Several academic departments at Fort Hays State University offer both degree seeking and non-degree seeking students the opportunity to earn certificates in specified areas of study.
FHSU instructor of communication studies, Howard Peters, encourages students to obtain as many academic credentials as possible.
"Certificate programs are a great way to show potential employers the breadth of your knowledge and training," Peters tells students. "The 21st-century workplace calls for employees with a broad knowledge base to face the ever-changing, fast-paced needs of our culture."
FHSU's inventory of certificate programs is diverse and extensive. Certificates are listed first by their respective academic colleges and next by the department in which they are offered.
College of Arts and Sciences
The College of Arts and Sciences offers the Ethnic Studies Certificate Program, a nine-hour program for students interested in increasing their understanding of and support for the diversity of America's ethnic heritage.

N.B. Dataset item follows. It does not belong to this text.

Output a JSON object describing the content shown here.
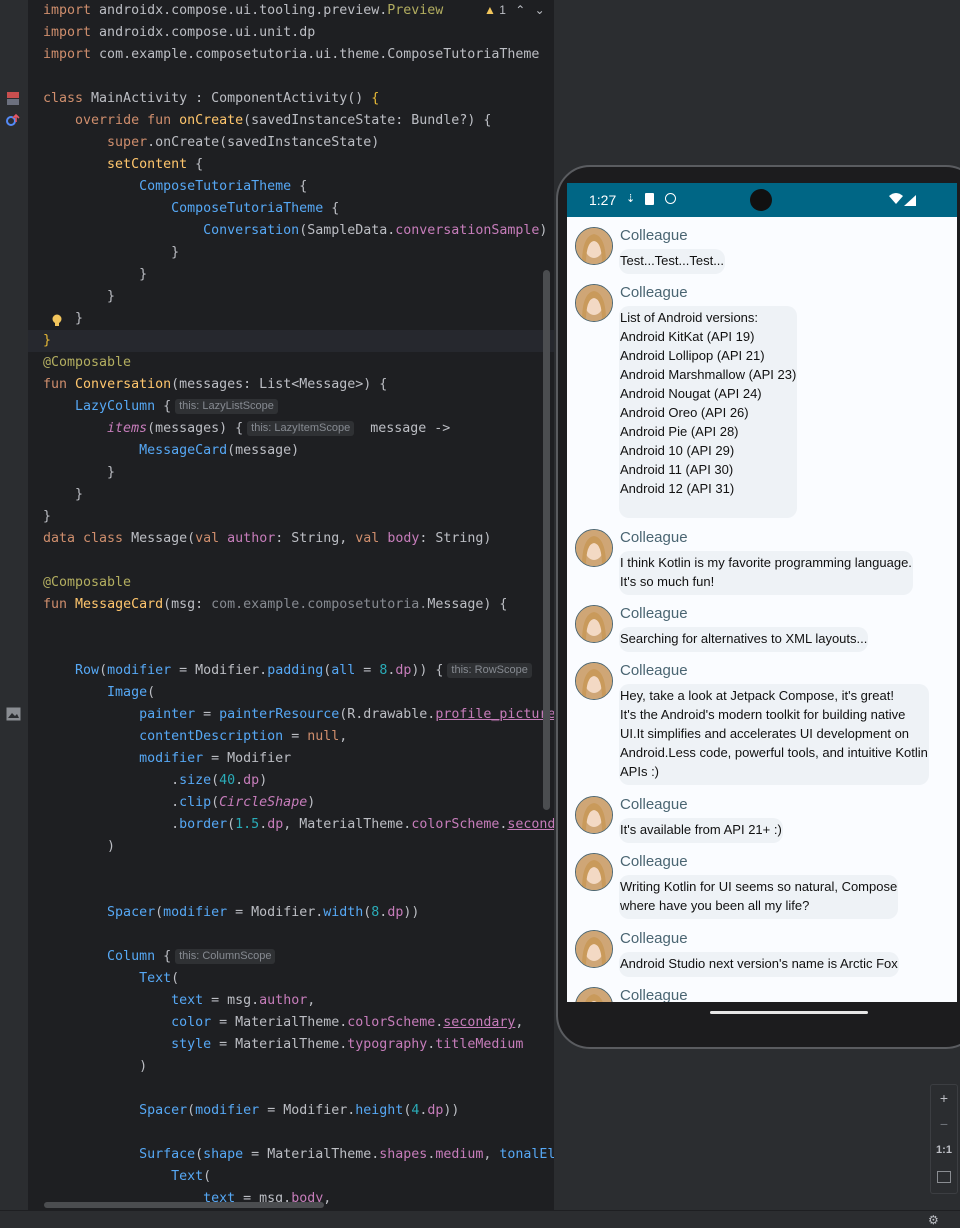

The program can be attached to any degree program and, according to the FHSU Provost's Web listing on the FHSU Web site, "helps students understand themselves better in relation to others and provides the base for positive, personal interactions with people of differing ethnicities and maximizes their cross-cultural skills so necessary for the 21st-century workplace."

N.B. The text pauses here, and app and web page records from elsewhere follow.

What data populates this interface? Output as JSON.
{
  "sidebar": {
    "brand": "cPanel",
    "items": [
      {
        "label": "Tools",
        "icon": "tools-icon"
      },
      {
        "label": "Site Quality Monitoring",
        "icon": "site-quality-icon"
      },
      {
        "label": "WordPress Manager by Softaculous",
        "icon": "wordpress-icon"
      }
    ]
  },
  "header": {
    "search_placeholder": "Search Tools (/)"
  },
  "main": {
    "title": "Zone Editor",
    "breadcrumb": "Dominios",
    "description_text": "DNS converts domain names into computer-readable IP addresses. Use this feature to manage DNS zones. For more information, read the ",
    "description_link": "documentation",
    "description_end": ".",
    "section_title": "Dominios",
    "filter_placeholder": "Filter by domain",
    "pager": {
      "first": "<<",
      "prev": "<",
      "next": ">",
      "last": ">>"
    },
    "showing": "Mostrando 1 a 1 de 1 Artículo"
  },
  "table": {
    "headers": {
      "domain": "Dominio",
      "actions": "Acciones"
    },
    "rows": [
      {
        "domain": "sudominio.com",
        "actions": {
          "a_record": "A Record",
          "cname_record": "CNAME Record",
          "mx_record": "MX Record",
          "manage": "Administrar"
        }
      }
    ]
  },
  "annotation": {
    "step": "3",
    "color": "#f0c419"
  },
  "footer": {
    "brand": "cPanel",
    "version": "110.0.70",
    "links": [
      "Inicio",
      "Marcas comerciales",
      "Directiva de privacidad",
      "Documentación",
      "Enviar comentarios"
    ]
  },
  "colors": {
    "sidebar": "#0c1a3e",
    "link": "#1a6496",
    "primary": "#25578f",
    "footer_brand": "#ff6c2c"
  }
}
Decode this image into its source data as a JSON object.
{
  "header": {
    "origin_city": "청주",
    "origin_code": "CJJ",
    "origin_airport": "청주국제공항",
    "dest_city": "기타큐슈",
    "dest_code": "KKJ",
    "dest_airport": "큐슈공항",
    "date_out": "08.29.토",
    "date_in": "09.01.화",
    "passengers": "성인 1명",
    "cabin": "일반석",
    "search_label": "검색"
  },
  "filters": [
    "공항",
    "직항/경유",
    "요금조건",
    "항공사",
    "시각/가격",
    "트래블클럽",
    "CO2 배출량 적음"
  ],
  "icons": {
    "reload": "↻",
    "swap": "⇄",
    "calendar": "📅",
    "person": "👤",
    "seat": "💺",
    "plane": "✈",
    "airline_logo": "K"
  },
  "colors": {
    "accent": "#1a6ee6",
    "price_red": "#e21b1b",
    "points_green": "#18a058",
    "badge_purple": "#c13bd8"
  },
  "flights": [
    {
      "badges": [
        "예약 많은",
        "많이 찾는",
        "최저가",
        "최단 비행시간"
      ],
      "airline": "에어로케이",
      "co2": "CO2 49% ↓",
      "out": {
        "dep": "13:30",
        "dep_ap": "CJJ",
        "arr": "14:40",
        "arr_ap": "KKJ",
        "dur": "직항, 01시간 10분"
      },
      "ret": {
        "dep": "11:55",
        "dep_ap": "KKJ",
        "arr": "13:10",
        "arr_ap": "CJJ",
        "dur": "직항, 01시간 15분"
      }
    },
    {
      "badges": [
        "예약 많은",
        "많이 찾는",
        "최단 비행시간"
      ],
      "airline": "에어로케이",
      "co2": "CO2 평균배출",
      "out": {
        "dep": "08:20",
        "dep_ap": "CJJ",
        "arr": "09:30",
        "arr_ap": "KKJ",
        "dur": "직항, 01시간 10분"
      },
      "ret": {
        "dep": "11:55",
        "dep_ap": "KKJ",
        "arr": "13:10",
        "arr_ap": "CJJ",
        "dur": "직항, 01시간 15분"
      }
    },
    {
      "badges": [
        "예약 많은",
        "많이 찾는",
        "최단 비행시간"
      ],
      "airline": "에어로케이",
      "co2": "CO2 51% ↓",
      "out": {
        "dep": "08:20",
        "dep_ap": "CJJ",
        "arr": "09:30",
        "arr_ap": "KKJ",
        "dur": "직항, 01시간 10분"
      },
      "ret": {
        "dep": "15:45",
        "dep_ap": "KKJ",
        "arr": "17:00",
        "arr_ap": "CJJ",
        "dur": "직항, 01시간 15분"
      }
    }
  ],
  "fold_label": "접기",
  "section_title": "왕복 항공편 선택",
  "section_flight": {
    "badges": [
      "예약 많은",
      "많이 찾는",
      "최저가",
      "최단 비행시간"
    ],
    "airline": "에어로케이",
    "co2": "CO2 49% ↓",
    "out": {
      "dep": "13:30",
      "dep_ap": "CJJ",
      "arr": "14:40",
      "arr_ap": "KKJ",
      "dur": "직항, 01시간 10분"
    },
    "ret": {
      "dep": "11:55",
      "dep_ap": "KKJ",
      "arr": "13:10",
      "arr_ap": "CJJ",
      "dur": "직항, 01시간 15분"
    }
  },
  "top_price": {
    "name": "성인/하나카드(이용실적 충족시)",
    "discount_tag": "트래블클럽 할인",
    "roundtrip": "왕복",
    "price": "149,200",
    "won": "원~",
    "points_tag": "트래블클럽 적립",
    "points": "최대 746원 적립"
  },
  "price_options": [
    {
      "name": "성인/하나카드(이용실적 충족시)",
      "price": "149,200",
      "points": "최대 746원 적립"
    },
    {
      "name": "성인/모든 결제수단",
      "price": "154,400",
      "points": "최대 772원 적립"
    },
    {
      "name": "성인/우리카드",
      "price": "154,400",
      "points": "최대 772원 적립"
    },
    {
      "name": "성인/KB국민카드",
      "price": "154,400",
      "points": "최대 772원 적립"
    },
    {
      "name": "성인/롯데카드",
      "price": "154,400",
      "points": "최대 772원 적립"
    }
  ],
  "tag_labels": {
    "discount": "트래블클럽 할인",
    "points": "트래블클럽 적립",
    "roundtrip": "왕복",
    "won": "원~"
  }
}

Seven certificate programs, each nine credit hours, are offered by the Department of Philosophy.
General Philosophy -- explores knowledge, doubt, God, freedom, necessity, good and evil, immortality, time, the cosmos, the meaning of life and the most noteworthy attempts of philosophers to address these topics.

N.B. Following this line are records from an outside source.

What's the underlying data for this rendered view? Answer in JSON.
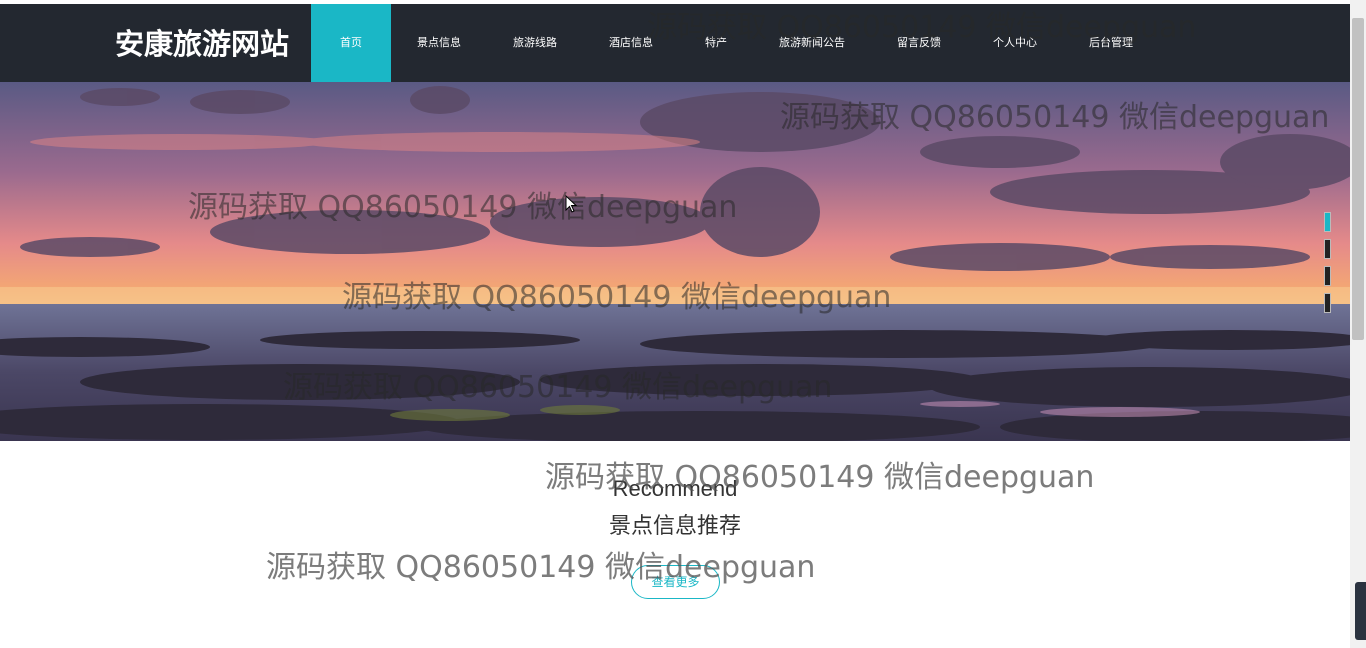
{
  "header": {
    "logo": "安康旅游网站",
    "nav": [
      {
        "label": "首页",
        "active": true
      },
      {
        "label": "景点信息"
      },
      {
        "label": "旅游线路"
      },
      {
        "label": "酒店信息"
      },
      {
        "label": "特产"
      },
      {
        "label": "旅游新闻公告"
      },
      {
        "label": "留言反馈"
      },
      {
        "label": "个人中心"
      },
      {
        "label": "后台管理"
      }
    ]
  },
  "section": {
    "title_en": "Recommend",
    "title_cn": "景点信息推荐",
    "more_label": "查看更多"
  },
  "watermark": "源码获取 QQ86050149 微信deepguan",
  "carousel": {
    "slides": 4,
    "active_index": 0
  },
  "colors": {
    "header_bg": "#232830",
    "accent": "#1ab7c6"
  }
}
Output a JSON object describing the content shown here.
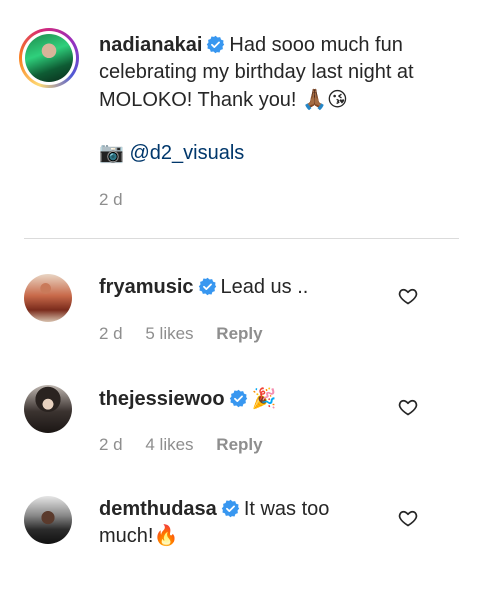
{
  "caption": {
    "username": "nadianakai",
    "text": "Had sooo much fun celebrating my birthday last night at MOLOKO! Thank you!",
    "emojis": "🙏🏾😘",
    "camera_emoji": "📷",
    "credit_handle": "@d2_visuals",
    "time": "2 d"
  },
  "comments": [
    {
      "username": "fryamusic",
      "text": "Lead us ..",
      "time": "2 d",
      "likes": "5 likes",
      "reply": "Reply"
    },
    {
      "username": "thejessiewoo",
      "text": "🎉",
      "time": "2 d",
      "likes": "4 likes",
      "reply": "Reply"
    },
    {
      "username": "demthudasa",
      "text": "It was too much!🔥"
    }
  ],
  "colors": {
    "verified": "#3897f0",
    "muted": "#8e8e8e",
    "link": "#00376b"
  },
  "icons": {
    "verified": "verified-badge-icon",
    "like": "heart-icon"
  }
}
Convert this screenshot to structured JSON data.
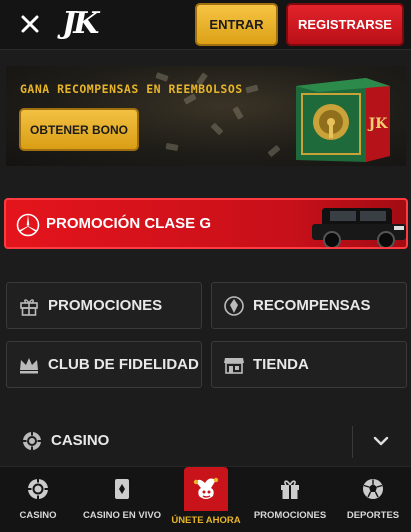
{
  "header": {
    "logo": "JK",
    "login_label": "ENTRAR",
    "register_label": "REGISTRARSE"
  },
  "banner": {
    "title": "GANA RECOMPENSAS EN REEMBOLSOS",
    "button_label": "OBTENER BONO",
    "safe_label": "JK"
  },
  "promo_bar": {
    "label": "PROMOCIÓN CLASE G",
    "icon": "mercedes-star-icon"
  },
  "tiles": [
    {
      "label": "PROMOCIONES",
      "icon": "gift-icon"
    },
    {
      "label": "RECOMPENSAS",
      "icon": "diamond-icon"
    },
    {
      "label": "CLUB DE FIDELIDAD",
      "icon": "crown-icon"
    },
    {
      "label": "TIENDA",
      "icon": "store-icon"
    }
  ],
  "casino_row": {
    "label": "CASINO",
    "icon": "chip-icon"
  },
  "bottom_nav": [
    {
      "label": "CASINO",
      "icon": "chip-icon"
    },
    {
      "label": "CASINO EN VIVO",
      "icon": "cards-icon"
    },
    {
      "label": "ÚNETE AHORA",
      "icon": "jester-icon"
    },
    {
      "label": "PROMOCIONES",
      "icon": "gift-icon"
    },
    {
      "label": "DEPORTES",
      "icon": "soccer-ball-icon"
    }
  ],
  "colors": {
    "background": "#1c1c1c",
    "gold": "#e7b52a",
    "red": "#d8141c"
  }
}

Philosophy of Values -- concentrates on the nature of good and bad, virtue and vice, love and hatred, the beautiful and the ugly, the inspiring and the shallow, and the proper aim of education with respect to these values.
Biblical Studies -- focuses on Jewish and Christian scripture, with background information about the original languages, literary texts, formation of the canon, and biblical criticism.
Bioethical Studies -- studies ethical issues that result from reflection on our expanding biological knowledge, such as animal rights, reproductive technologies, genetic testing,
bioethical engineering, abortion, euthanasia, the impact of humans on the environment, and the just allocation of resources.
Logic and Epistemology -- develops skill in and understanding of the principles of good reasoning and contemplates questions about knowledge, such as whether it can be defined, whether it is one thing in sciences and something else in humanities or mathematics, and to what extent it is achievable by and desirable for human beings.
Philosophy of Religion -- questions beliefs and concepts central to the world's religions, such as how holiness should be understood, whether we have a personal soul, whether the doctrine of reincarnation makes sense, whether God's existence can be proven and whether religious faith is reasonable given the variety and extent of suffering in the world.
Philosophy of Public Life -- examines the nature of professions, communities, government and the law on the concepts of liberty, equality and justice and on challenges to personal integrity in the face of apparent conflicts of duty.
Through the Department of Political Science and Justice Studies, nine certificates are available. Five of the nine are offered through the Virtual College: Justice Networking Certificate (15 hours), Criminal Justice/Business Management Certificate (18 hours), Law Enforcement Certificate (13 hours), Corrections Management Certificate (18 hours) and Jail Operations Certificate (12 hours).
The on-campus programs are the Forensic Criminology Certificate (24 hours), the Law and the Courts Certificate (18 hours), the Paralegal Certificate (17 hours) and the Victim Advocate Certificate (15 hours).
Six certificates can be earned from the Department of Sociology and Social Work:
Applied Sociology (9 hours) -- studies the increasingly more complex communities and societies and how to use sociological knowledge and skills to solve real-world problems.
Community Development (9 hours) -- provides a base of community theory and vital technical skills, such as strategic planning, focus group research and small group dynamics, to address real world community issues and problems.
Core Mediation (3 credit hours and 15 clock hours) -- teaches the basics of the mediation process, interest-based bargaining, active-listening, how to facilitate communication and how to refocus disputants into a problem-solving mode.
Domestic Mediation (3 credit hours and 15 clock hours) -- addresses the benefits and techniques of applying the mediation process to divorced families and the divorce process and
how this process compounds the already difficult situation of parenting in two separate households.
Grant Proposal Writing (9 hours) -- guides students to be well-trained grant proposal writers.
Life Issues (12 hours) -- deals with major life passages such as marriage, remarriage, childrearing, aging and death and dying and provides students with a background to work in human services fields.
College of Business and Leadership
Through various prep courses, the Department of Accounting and Information Systems prepares students to obtain the Cisco Networking Certificate (accelerated 6 hours or 12 hours).
A certificate in Leadership Studies (9 hours) adds value to any academic program or career. Utilizing the small classroom format, this leadership program introduces the student to the basic components of leadership thinking, focusing on the what, how, and why of leadership. The program allows students to reflect and then act on what they have learned about leadership behavior.
From the Department of Management and Marketing, students may obtain certificates in the following areas: management (12 hours), human resource management (12 hours), production control (12 hours) and marketing (12 hours).